There are many things that make Florida wonderful and interesting. Among the most unique cultural aspects of the Sunshine State are the Seminole and Miccosukee tribes. The members of these two federally recognized tribes live on reservations in South Florida (as do members of the Traditional Seminole tribe, who have chosen not to be recognized by the federal government).
As part of my role as director of the Silver River Museum & Environmental Education Center, I have had the honor of meeting numerous tribal members who have ventured to Ocala to conduct educational programs. One of the most fascinating things I have learned about is a clothing style called patchwork.
For years, these families lived in isolation deep in the South Florida wilds. They would visit trading posts to obtain necessities, then return to family camps in the Everglades to avoid contact with non-native people. As time went on and the Everglades were drained, the trading posts began to close. A new industry arose in the creation of tourist camps. Tribal family members would spend time at the camps, or even live there, in order to make a living. One such camp was at Silver Springs from the late 1920s up until the 1960s. This was one of the farthest camps to the north and was associated with the Ross Allen Reptile Institute.
About the same time the camps were being established during the early 1900s, sewing machines became available and many Native women began to make a unique style of clothing called patchwork.
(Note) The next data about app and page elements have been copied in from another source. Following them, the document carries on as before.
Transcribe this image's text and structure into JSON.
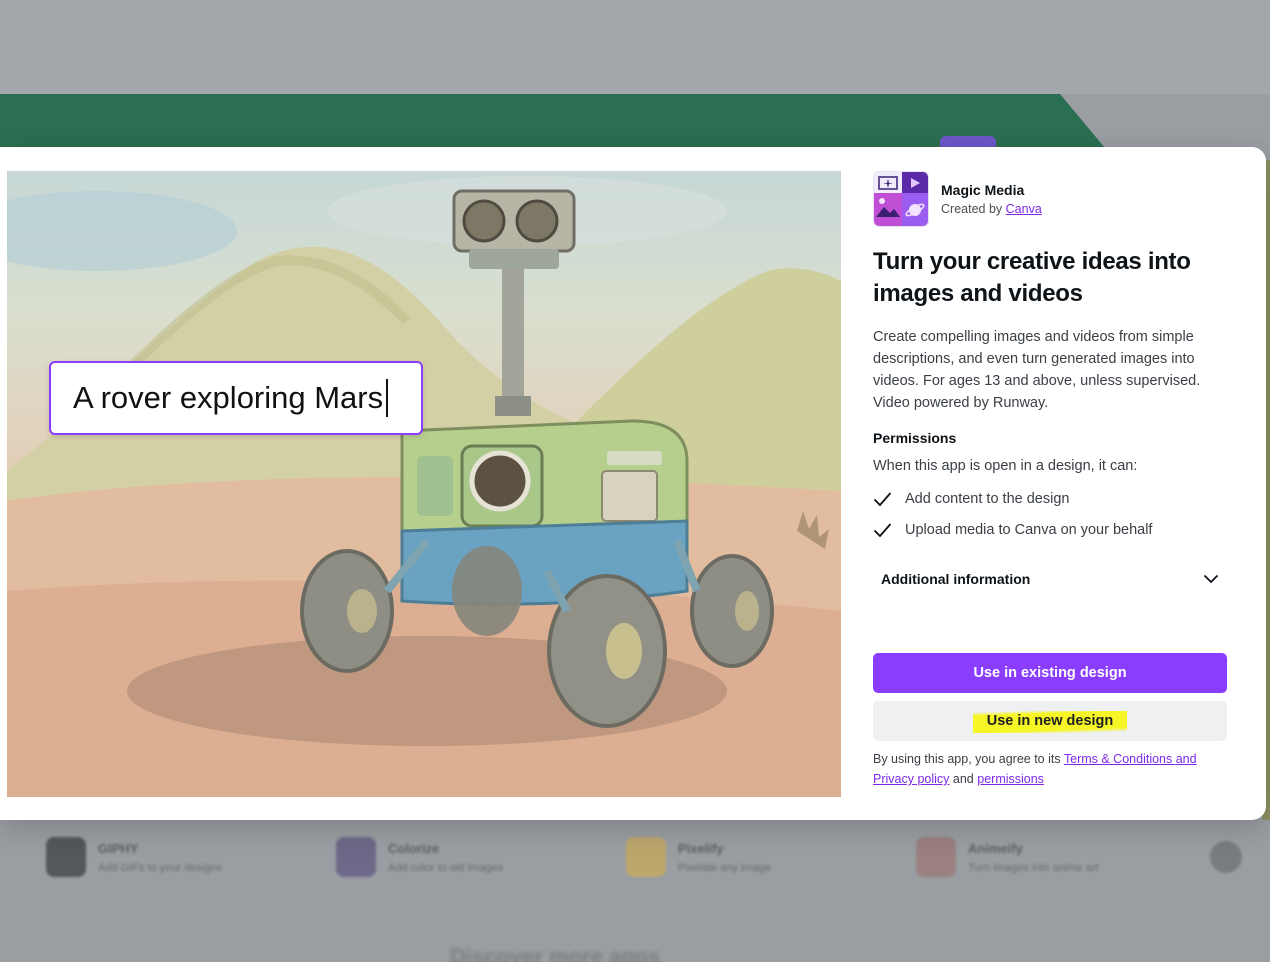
{
  "background": {
    "apps": [
      {
        "name": "GIPHY",
        "desc": "Add GIFs to your designs",
        "color": "#1b1e22"
      },
      {
        "name": "Colorize",
        "desc": "Add color to old images",
        "color": "#4b3f73"
      },
      {
        "name": "Pixelify",
        "desc": "Pixelate any image",
        "color": "#d9b040"
      },
      {
        "name": "Animeify",
        "desc": "Turn images into anime art",
        "color": "#9a6860"
      }
    ],
    "bottom_heading": "Discover more apps"
  },
  "hero": {
    "prompt_text": "A rover exploring Mars"
  },
  "app": {
    "logo_icon": "magic-media-logo",
    "name": "Magic Media",
    "created_by_prefix": "Created by",
    "creator_link": "Canva"
  },
  "headline": "Turn your creative ideas into images and videos",
  "description": "Create compelling images and videos from simple descriptions, and even turn generated images into videos. For ages 13 and above, unless supervised. Video powered by Runway.",
  "permissions": {
    "title": "Permissions",
    "intro": "When this app is open in a design, it can:",
    "items": [
      "Add content to the design",
      "Upload media to Canva on your behalf"
    ]
  },
  "additional_info": {
    "label": "Additional information",
    "icon": "chevron-down-icon"
  },
  "buttons": {
    "existing": "Use in existing design",
    "new": "Use in new design"
  },
  "terms": {
    "prefix": "By using this app, you agree to its",
    "terms_link": "Terms & Conditions and Privacy policy",
    "and": "and",
    "permissions_link": "permissions"
  },
  "colors": {
    "accent": "#8b3dff",
    "highlight": "#f6f526",
    "link": "#7d2ae8"
  }
}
The craft of creating patchwork had two benefits, a woman would make clothing for her family members and also make additional items to sell to tourists to generate income. Patchwork exploded as an art form during this time.
Patchwork refers to the style of clothing in which many small pieces of cloth are sewn together in bands to make intricate geometric patterns. The bands are then sewn into garments such as jackets, shirts and skirts. Patchwork is unique to Seminole and Miccosukee cultures and is considered an extremely important craft that shows pride and identity within these communities. The skill of creating patchwork has been passed down from grandmother to granddaughter for decades. The styles of the clothing and the designs of the patchwork have changed over time, much like any other fashion trend, but this art form remains an important part of Native American culture in Florida.
Patchwork is central to cultural identity among the women who create it and the people who wear it. Earlier Native American historic clothing styles in the Southeast focused on appliqué work, where bands of cloth were sewn onto the garment. Patchwork differs in the sense that the design is sewn in as part of the garment. The Southeastern native people typically organize themselves around the woman’s side of the family, with camps and family compounds centered on a grandmother and her daughters’ families. Patchwork remains a symbol of this traditional lifestyle.
For non-natives who are interested in patchwork, I believe the garments should be worn respectfully and with a full appreciation of its cultural importance and history and should only be purchased from Seminole or Miccosukee artists. That way, the buyer is sure they are getting an authentic product and the Native American artists retain control of the craft and benefit from their work. OS
Scott Mitchell is a field archaeologist, scientific illustrator and director of the Silver River Museum & Environmental Education Center, located at 1445 NE 58th Ave., Ocala, inside the Silver River State Park. Museum hours are 10am to 4pm Saturday and Sunday. Admission to the park is $2 per person; free ages 6 and younger. To learn more, go to silverrivermuseum.com.